WORK INSTRUCTIONS: Where a line of the records holds the string "icon", copy that line.
-- Opening Marker --
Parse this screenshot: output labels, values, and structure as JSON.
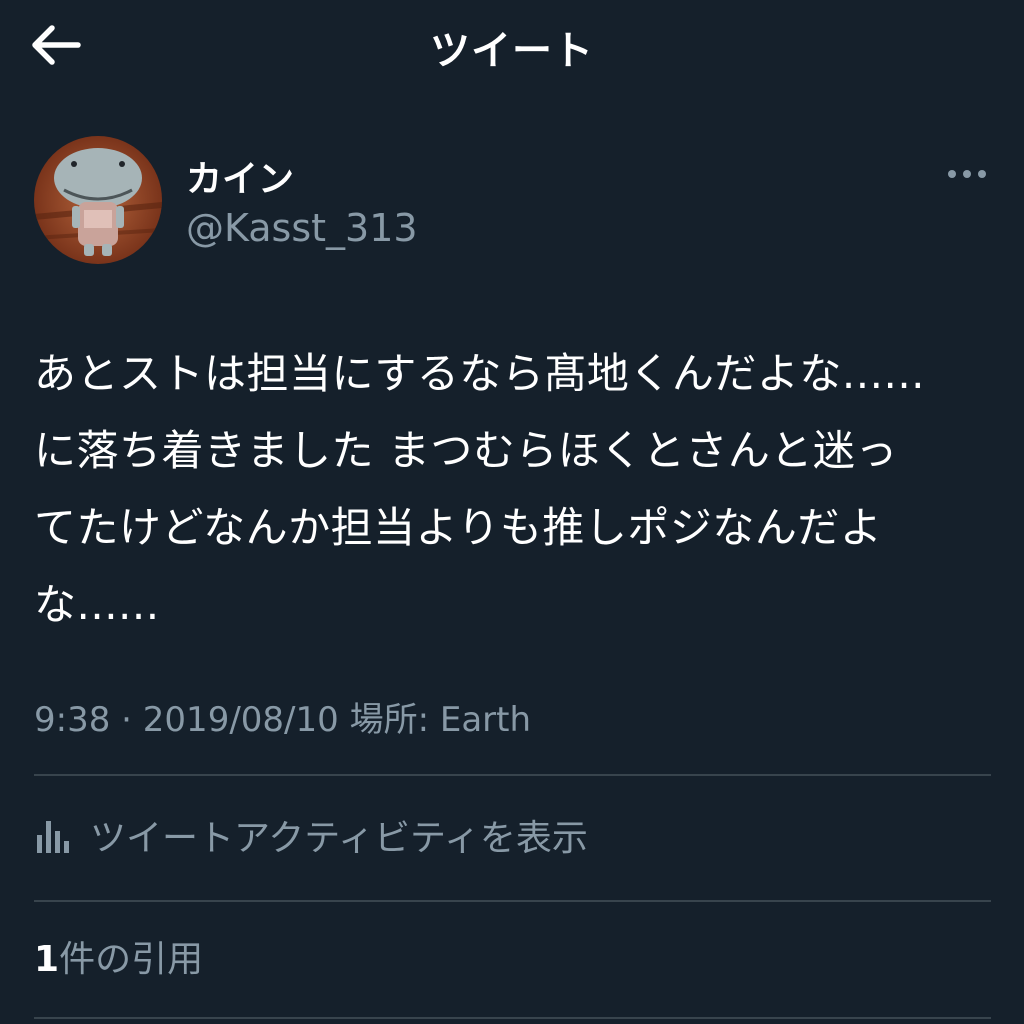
{
  "header": {
    "title": "ツイート",
    "back_icon": "arrow-left-icon"
  },
  "tweet": {
    "author": {
      "display_name": "カイン",
      "handle": "@Kasst_313"
    },
    "text": "あとストは担当にするなら髙地くんだよな......\nに落ち着きました まつむらほくとさんと迷っ\nてたけどなんか担当よりも推しポジなんだよ\nな......",
    "time": "9:38",
    "separator": "·",
    "date": "2019/08/10",
    "location_label": "場所: Earth"
  },
  "activity": {
    "label": "ツイートアクティビティを表示",
    "icon": "analytics-bar-chart-icon"
  },
  "quotes": {
    "count": "1",
    "label": "件の引用"
  },
  "colors": {
    "background": "#15202b",
    "primary_text": "#ffffff",
    "secondary_text": "#8899a6",
    "divider": "#38444d"
  }
}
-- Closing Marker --
SOLUTION TO THIS TASK:
    "back_icon": "arrow-left-icon"
    "icon": "analytics-bar-chart-icon"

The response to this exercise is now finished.